[GIVEN ENTRIES Boundary: Start]

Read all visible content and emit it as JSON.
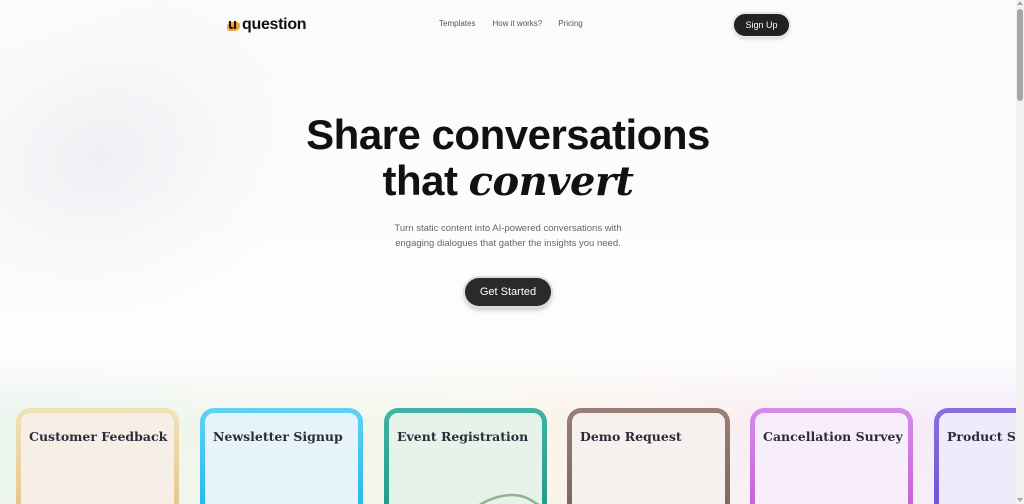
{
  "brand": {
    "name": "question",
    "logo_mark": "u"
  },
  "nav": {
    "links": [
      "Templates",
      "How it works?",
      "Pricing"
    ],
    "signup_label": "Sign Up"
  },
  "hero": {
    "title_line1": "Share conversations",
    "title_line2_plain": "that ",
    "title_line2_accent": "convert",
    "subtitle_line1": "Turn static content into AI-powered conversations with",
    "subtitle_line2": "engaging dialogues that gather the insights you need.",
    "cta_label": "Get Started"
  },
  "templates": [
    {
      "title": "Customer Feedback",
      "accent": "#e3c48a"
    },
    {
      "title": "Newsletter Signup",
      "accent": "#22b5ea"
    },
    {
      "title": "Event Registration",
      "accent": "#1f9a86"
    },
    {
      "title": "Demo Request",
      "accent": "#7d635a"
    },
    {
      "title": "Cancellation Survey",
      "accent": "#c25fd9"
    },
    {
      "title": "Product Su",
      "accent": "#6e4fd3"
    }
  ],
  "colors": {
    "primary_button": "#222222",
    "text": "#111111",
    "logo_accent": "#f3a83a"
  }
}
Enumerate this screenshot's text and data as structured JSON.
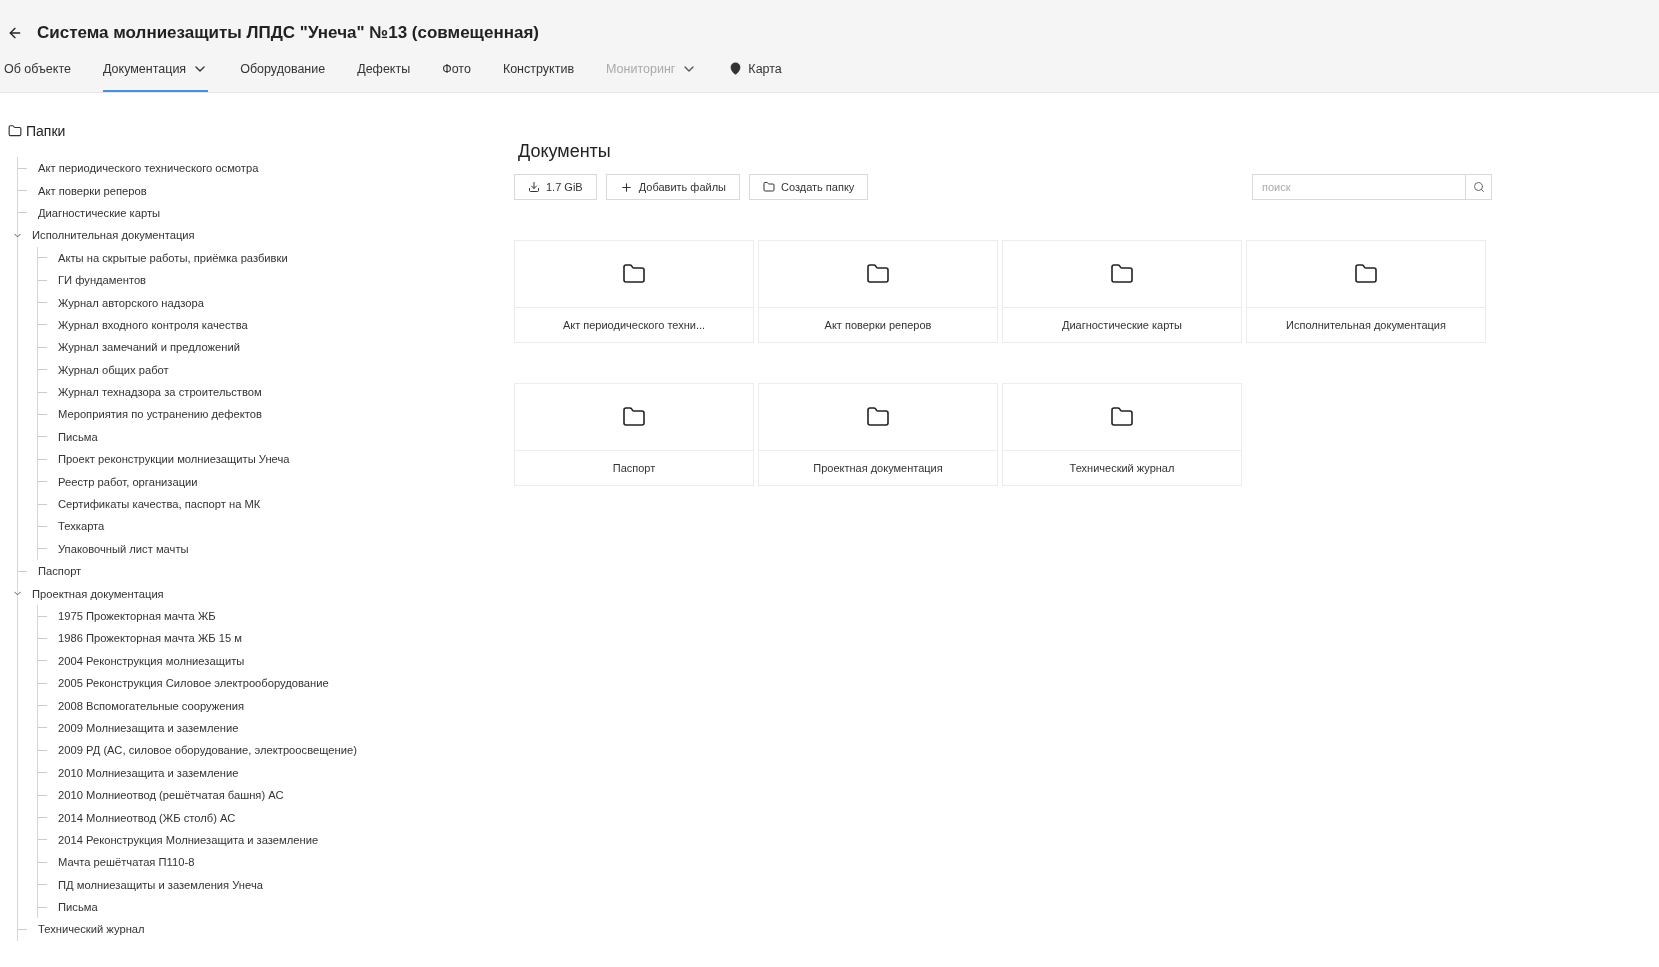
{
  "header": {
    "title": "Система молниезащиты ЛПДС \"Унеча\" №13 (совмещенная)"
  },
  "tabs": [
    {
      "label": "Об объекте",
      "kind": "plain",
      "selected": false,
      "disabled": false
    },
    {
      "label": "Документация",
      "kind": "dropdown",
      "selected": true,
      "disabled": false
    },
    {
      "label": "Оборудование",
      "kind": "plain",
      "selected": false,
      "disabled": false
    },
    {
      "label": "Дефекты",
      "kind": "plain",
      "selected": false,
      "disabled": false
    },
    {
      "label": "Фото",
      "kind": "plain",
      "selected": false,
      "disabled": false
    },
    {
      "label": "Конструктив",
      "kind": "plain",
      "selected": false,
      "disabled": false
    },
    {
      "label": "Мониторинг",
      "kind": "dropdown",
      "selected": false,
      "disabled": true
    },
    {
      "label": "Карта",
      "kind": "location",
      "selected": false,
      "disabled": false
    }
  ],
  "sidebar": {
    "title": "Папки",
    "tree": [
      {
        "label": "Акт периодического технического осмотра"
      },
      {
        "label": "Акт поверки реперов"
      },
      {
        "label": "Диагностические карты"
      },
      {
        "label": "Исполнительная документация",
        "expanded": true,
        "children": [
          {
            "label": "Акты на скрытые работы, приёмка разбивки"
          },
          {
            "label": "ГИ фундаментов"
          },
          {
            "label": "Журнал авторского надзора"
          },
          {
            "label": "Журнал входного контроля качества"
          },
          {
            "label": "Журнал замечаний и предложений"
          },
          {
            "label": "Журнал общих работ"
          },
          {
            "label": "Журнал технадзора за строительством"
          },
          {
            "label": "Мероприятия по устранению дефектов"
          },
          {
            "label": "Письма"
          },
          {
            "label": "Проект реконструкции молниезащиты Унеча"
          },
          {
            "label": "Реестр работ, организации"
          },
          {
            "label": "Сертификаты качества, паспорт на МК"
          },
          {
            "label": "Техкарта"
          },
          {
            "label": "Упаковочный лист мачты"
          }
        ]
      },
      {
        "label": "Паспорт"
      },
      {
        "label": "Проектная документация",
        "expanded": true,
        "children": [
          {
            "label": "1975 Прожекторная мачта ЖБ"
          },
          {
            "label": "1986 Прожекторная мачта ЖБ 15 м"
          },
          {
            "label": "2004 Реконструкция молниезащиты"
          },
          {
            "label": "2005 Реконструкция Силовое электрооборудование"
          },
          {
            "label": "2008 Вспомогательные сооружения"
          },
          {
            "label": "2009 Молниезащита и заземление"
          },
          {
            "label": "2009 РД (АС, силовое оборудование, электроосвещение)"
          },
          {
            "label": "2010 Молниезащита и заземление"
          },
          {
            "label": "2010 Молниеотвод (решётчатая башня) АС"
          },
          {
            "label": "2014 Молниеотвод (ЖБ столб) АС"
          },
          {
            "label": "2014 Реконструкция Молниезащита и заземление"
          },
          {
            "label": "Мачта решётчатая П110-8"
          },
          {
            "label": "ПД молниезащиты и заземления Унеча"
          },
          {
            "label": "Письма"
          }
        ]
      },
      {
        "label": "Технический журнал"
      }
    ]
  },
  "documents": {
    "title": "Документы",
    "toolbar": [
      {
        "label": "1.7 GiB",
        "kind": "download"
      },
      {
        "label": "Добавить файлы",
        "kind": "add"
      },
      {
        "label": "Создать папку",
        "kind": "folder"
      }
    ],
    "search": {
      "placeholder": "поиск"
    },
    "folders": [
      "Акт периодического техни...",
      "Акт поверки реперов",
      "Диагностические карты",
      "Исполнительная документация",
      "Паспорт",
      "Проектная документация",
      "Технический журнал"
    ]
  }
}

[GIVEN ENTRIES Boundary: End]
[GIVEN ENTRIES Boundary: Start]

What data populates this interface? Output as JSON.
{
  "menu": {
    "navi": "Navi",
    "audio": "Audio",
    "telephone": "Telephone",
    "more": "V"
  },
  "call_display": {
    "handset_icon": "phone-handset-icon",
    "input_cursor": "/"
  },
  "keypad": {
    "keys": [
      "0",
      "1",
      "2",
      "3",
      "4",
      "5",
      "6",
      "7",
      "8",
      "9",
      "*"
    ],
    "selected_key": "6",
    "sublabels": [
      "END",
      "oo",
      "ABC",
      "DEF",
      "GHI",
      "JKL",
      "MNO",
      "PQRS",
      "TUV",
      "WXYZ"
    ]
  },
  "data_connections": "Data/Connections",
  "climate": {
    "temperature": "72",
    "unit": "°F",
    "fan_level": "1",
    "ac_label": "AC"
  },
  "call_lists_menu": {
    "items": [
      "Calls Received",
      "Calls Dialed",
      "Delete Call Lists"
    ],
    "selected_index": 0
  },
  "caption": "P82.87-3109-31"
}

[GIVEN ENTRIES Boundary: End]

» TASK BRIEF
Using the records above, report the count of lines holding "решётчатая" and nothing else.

» THE COMPLETED TASK
2